NY Route 439 formerly extended from the Goethals Bridge across Staten Island via Forest Avenue to the Staten Island Ferry, and continued in Brooklyn a short distance to the Belt Parkway. It was discontinued in 1968, soon after the Verrazano Bridge was constructed, when ferry routes between Staten Island and Brooklyn were terminated and most cross-island traffic flowed to the bridge via the Staten Island Expressway.
Embossed Porcelain Hunterdon County Route 512 Shield
Porcelain on embossed steel, circa 1950. Hunterdon County Route 512 is still a very scenic drive today. I love these early embossed county route shields, and I’d really like to find a Passaic County example someday.
Porcelain Public Service Bus Station Marker
Once ubiquitous around the state, these 1940s (?) bus station markers with their cool graphics are sort of a New Jersey icon.
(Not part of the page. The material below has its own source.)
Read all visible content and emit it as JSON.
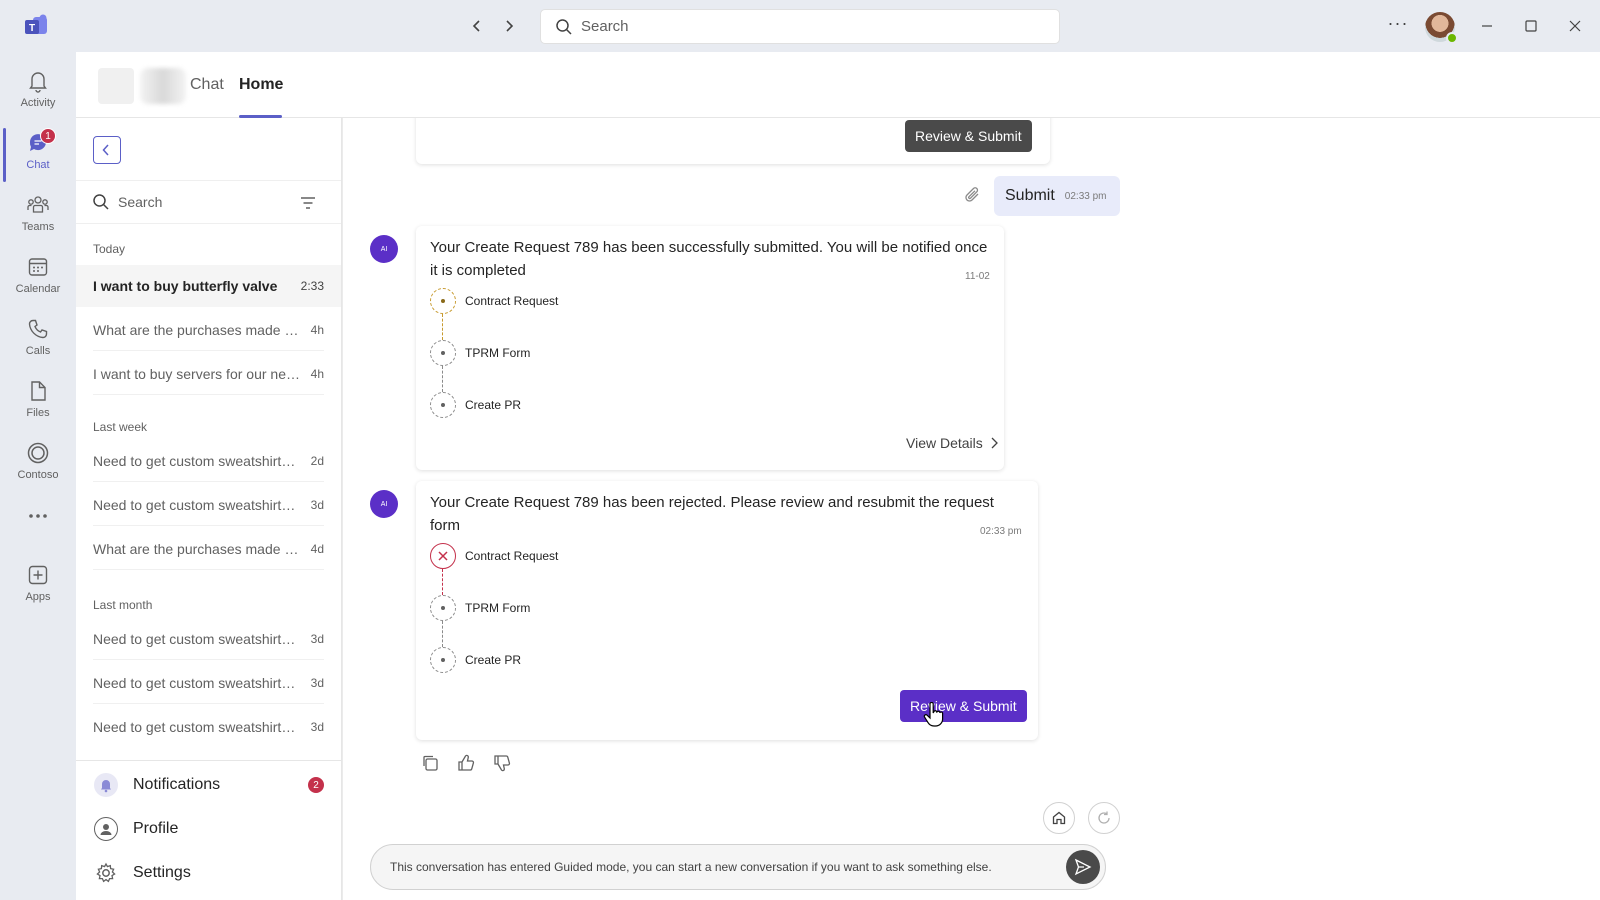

I remember one of these was posted around the corner from our house at least into the 1980s.
Garden State Parkway Shield (1962)
I don’t own this GSP shield any longer, but it was a cool addition to my collection while I had it. It came with writing on the back by traffic engineer J. A. Artale, dated 9/13/62. I did not know this writing was even there until I actually had the shield in hand. It is an interesting bit of historical context.
My other signs on display include:
- Welcome to Clifton (NJ) shield that I believe was posted a mile from the house I grew up in. Thanks, Ed Tapanes!
- Stop When Flashing sign: I’m not sure where I got this. It appears to have been part of a railroad crossing or entrance gate.
- NJ Route 28 Shield (24″ x 24″): I snagged this from my neighbor’s trash several years back. According to sign expert Steve Alpert, this sign can be likely dated to the 1980s by the NJDT printed in the lower right corner.